Here’s a blog post by Sean Carroll (who’s briefly quoted in the NYT article) which attempts to explain the subject and comments on the attending blogospheric furore. Money quote: “This paper is crazy, but I’m happy to argue that it’s the good kind of crazy.”

To the authors’ credit, their hypothesis is falsifiable.

I have scant background in this area, but their crazy idea doesn’t seem nuttier to me than relativity or Schrodinger’s cat. I’m not saying it’s true, just that the ludicrous is commonplace in physics.

Quite interesting. Are there any other theories that posit imaginary actions? Are all imaginary actions non-local?

In the end, though, it seems the universe would rather keep particles from colliding in such a way as to produce a boson (ie, the collider keeps missing), rather than create mysterious high-level accidents.
Btw, isn’t the creation of a Higgs Boson the thing that triggered inflation and the birth of our universe? If we ever produce these things, do we run the risk of destroying the universe as it currently is? Moreover, if we posit that we experience our lives only as simulations and rememberings in some sort of post-singularity universal meta-mind, then we can argue that that mind not exist if earlier in the history of its universe, the universe was destroyed by a higgs boson. Hence, the world we live in is steered to live a history where very few higgs bosons are produced. See, with that layman’s explanation, the non-locality of the imagine components of action in trying to avoid the creation of the higgs boson makes perfect sense :stuck_out_tongue:

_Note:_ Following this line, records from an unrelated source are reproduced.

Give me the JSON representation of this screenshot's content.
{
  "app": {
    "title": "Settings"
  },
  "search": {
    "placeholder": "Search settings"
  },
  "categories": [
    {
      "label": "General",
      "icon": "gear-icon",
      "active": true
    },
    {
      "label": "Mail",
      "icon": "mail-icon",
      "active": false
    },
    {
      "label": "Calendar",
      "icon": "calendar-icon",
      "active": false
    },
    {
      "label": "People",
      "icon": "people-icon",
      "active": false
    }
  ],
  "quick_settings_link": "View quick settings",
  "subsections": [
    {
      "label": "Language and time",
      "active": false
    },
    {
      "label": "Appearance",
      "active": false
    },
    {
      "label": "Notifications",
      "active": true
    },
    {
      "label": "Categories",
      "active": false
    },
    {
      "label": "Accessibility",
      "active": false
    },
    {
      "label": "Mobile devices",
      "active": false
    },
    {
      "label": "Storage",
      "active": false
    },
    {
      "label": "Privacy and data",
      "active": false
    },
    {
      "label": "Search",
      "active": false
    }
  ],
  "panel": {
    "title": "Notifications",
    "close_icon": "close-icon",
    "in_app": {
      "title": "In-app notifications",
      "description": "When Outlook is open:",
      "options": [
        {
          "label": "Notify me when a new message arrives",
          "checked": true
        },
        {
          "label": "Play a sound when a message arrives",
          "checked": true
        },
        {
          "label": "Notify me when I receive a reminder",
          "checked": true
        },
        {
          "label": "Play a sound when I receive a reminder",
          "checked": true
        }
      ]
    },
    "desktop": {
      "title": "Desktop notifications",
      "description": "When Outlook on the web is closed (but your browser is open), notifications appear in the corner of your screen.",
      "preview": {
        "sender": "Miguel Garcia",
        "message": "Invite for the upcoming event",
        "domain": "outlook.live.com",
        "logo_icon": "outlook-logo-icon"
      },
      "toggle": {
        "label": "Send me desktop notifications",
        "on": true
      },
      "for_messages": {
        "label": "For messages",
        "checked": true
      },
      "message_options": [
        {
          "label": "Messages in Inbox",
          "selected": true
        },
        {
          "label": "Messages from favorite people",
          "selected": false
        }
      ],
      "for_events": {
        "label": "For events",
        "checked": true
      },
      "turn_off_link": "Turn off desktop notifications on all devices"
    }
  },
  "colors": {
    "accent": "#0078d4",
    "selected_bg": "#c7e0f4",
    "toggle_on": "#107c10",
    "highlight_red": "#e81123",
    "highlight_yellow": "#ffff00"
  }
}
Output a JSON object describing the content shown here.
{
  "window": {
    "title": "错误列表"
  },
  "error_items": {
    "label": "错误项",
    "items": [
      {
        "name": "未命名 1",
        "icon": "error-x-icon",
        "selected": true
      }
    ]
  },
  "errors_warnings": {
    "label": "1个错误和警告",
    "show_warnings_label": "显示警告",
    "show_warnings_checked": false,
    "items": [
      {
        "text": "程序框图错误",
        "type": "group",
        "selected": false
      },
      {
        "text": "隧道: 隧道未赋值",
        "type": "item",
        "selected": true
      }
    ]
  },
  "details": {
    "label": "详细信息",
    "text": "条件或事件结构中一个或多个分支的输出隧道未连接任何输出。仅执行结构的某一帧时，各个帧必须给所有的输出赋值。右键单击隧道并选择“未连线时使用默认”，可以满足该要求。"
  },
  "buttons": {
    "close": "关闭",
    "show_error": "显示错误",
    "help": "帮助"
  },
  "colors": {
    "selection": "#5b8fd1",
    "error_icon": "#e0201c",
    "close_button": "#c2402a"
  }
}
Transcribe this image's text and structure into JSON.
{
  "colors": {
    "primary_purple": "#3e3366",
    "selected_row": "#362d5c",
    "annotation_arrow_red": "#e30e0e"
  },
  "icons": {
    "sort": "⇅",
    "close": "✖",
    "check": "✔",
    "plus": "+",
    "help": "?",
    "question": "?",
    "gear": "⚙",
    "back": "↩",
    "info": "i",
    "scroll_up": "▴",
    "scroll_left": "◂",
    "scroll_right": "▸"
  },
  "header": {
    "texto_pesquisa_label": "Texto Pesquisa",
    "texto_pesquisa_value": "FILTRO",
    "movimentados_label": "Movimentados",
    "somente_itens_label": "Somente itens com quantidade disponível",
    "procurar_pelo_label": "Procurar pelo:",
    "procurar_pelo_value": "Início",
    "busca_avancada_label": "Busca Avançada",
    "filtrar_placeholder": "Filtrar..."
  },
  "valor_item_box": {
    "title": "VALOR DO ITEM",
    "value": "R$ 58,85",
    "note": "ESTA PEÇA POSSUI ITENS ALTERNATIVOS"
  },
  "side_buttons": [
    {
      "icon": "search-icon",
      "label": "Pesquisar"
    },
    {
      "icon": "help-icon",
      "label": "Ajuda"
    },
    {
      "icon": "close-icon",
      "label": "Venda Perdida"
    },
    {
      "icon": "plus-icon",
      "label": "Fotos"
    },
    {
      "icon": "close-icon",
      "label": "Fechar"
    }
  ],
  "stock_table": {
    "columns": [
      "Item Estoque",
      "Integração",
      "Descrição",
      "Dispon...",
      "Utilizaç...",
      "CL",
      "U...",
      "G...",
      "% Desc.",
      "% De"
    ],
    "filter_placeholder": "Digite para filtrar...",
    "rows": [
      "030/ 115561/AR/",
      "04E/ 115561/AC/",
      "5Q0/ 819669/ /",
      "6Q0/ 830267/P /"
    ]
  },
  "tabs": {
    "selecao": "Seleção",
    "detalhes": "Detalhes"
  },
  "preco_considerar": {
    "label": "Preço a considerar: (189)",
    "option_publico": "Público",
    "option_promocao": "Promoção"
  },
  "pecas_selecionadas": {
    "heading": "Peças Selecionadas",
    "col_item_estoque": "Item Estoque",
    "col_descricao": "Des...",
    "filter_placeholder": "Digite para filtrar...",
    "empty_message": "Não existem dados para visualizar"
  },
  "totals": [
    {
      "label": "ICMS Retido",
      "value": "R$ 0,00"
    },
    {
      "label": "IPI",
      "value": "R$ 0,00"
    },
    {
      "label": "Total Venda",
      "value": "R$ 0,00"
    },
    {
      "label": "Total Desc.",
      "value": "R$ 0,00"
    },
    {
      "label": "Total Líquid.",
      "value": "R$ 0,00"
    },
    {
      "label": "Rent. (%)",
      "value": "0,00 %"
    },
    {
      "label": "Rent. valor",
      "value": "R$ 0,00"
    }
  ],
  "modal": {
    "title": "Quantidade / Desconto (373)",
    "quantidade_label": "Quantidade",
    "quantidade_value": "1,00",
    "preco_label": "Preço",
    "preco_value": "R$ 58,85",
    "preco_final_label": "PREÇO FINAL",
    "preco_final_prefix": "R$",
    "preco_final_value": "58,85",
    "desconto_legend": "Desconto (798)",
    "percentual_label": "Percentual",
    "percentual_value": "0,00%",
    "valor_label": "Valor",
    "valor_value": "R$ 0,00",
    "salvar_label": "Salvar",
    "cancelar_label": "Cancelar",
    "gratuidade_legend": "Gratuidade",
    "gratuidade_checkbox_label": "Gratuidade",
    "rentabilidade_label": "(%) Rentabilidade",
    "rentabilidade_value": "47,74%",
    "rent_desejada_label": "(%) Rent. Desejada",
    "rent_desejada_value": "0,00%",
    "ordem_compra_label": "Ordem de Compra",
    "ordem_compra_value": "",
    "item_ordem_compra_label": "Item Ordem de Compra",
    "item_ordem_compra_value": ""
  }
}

Meh. Larry Niven already did this in his story, “Rotating Cylinders and the Possibility of Global Causality Violation,” based upon physicist Frank Tipler’s paper of the same name. (Tipler, by the way, is brilliant but also crazy as a rabid Capuchin monkey.)

If this were really a problem we’d be subject to causality violations several hundred thousand times a second by cosmic radiation particles that interact with the Earth’s upper atmosphere with energies orders of magnitude higher than that developed by the LHC. And the Superconducting Super Collider was killed by the usual thing, i.e. bullshit competition between political factions who had no understanding of the ultimate implications of results obtained therefrom, i.e. if it doesn’t generate additional GNP or blow something up real good, it must not be of much value.


If you look at the history of scientific experiments of this magnitude, it’s actually somewhat remarkable that the LHC has had as few setbacks as it has. OK, one magnet quenched and broke the thing, but the funding’s kept coming in, which is a much more common cause of death for experiments.

Some of the responses here sound like the argument is that the particle could somehow prevent the collider from being built, or something like that.

The sentence is a bit badly written, but to me it sounds more like “the particle could travel back in time and disrupt its own formation.” Which is exotic, but not as exotic as an entire particle collider going spoit! and vanishing.

No, it’s more like the universe is all one entity taken through all of time, and its geography in our location of the present is such as to guarantee some other properties of it in a different place (or time).

This is why their suggestion is “non-local.” Einstein hated non-locality, but it does exist in quantum mechanics. Just not necessarily in this way.

In 1971, Larry Niven suggested that, if time tavel and the possibility of changing the past do exist, the result will be that no working time machine will in fact be built. His reasoning is that (a) either a time machine will be built, or not. If not, Q.E.D. If so, then it will be taken into the past, and introduce random changes. Eventually, one effect of such changes will be to alter the properties of the universe in such a way to prohibit the construction of a functional time machine. Since the past has been changed to make time machines impossible, the machine will never be built. Q.E.D.

My completely non-scientific, non-expert viewpoint is that time simply doesn’t work like that; it just is, and there is absolutely nothing that can be done about it. I realize that I could be one of those “if man were meant to fly, he’d have wings” types here, but I just don’t think that time is a thing that is manipulatable (is that a word?).